About this exercise:
What you give back should match the entries below character for character.

Entries from a dataset of interfaces:
------------------------------------------------
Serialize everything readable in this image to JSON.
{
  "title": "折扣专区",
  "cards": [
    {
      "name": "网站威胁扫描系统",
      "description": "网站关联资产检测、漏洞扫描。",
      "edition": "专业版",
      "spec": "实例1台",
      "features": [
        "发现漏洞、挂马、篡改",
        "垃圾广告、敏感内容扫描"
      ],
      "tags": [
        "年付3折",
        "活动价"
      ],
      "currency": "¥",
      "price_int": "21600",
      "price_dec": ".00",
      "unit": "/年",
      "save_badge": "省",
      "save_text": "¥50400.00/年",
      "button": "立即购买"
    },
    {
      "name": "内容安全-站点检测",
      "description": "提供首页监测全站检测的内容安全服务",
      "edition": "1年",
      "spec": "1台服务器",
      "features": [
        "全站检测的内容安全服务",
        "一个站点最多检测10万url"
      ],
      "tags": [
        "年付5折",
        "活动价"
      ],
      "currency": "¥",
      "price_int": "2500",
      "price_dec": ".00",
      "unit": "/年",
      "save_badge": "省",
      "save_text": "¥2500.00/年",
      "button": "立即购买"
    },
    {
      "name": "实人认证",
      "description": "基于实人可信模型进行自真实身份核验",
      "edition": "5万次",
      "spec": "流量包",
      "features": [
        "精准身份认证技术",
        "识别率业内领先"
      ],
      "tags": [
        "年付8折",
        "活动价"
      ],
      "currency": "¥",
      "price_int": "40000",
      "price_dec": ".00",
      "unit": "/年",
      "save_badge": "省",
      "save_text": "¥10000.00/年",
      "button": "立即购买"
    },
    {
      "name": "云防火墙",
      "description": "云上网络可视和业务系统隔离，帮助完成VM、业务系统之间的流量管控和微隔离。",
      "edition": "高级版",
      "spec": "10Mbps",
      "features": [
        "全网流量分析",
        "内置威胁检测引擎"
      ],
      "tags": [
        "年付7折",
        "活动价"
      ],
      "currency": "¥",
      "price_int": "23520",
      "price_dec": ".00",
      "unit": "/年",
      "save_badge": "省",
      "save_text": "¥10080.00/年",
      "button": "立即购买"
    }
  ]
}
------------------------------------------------
Solved exercise:
Serialize everything readable in this image to JSON.
{
  "title": "折扣专区",
  "cards": [
    {
      "name": "网站威胁扫描系统",
      "description": "网站关联资产检测、漏洞扫描。",
      "edition": "专业版",
      "spec": "实例1台",
      "features": [
        "发现漏洞、挂马、篡改",
        "垃圾广告、敏感内容扫描"
      ],
      "tags": [
        "年付3折",
        "活动价"
      ],
      "currency": "¥",
      "price_int": "21600",
      "price_dec": ".00",
      "unit": "/年",
      "save_badge": "省",
      "save_text": "¥50400.00/年",
      "button": "立即购买"
    },
    {
      "name": "内容安全-站点检测",
      "description": "提供首页监测全站检测的内容安全服务",
      "edition": "1年",
      "spec": "1台服务器",
      "features": [
        "全站检测的内容安全服务",
        "一个站点最多检测10万url"
      ],
      "tags": [
        "年付5折",
        "活动价"
      ],
      "currency": "¥",
      "price_int": "2500",
      "price_dec": ".00",
      "unit": "/年",
      "save_badge": "省",
      "save_text": "¥2500.00/年",
      "button": "立即购买"
    },
    {
      "name": "实人认证",
      "description": "基于实人可信模型进行自真实身份核验",
      "edition": "5万次",
      "spec": "流量包",
      "features": [
        "精准身份认证技术",
        "识别率业内领先"
      ],
      "tags": [
        "年付8折",
        "活动价"
      ],
      "currency": "¥",
      "price_int": "40000",
      "price_dec": ".00",
      "unit": "/年",
      "save_badge": "省",
      "save_text": "¥10000.00/年",
      "button": "立即购买"
    },
    {
      "name": "云防火墙",
      "description": "云上网络可视和业务系统隔离，帮助完成VM、业务系统之间的流量管控和微隔离。",
      "edition": "高级版",
      "spec": "10Mbps",
      "features": [
        "全网流量分析",
        "内置威胁检测引擎"
      ],
      "tags": [
        "年付7折",
        "活动价"
      ],
      "currency": "¥",
      "price_int": "23520",
      "price_dec": ".00",
      "unit": "/年",
      "save_badge": "省",
      "save_text": "¥10080.00/年",
      "button": "立即购买"
    }
  ]
}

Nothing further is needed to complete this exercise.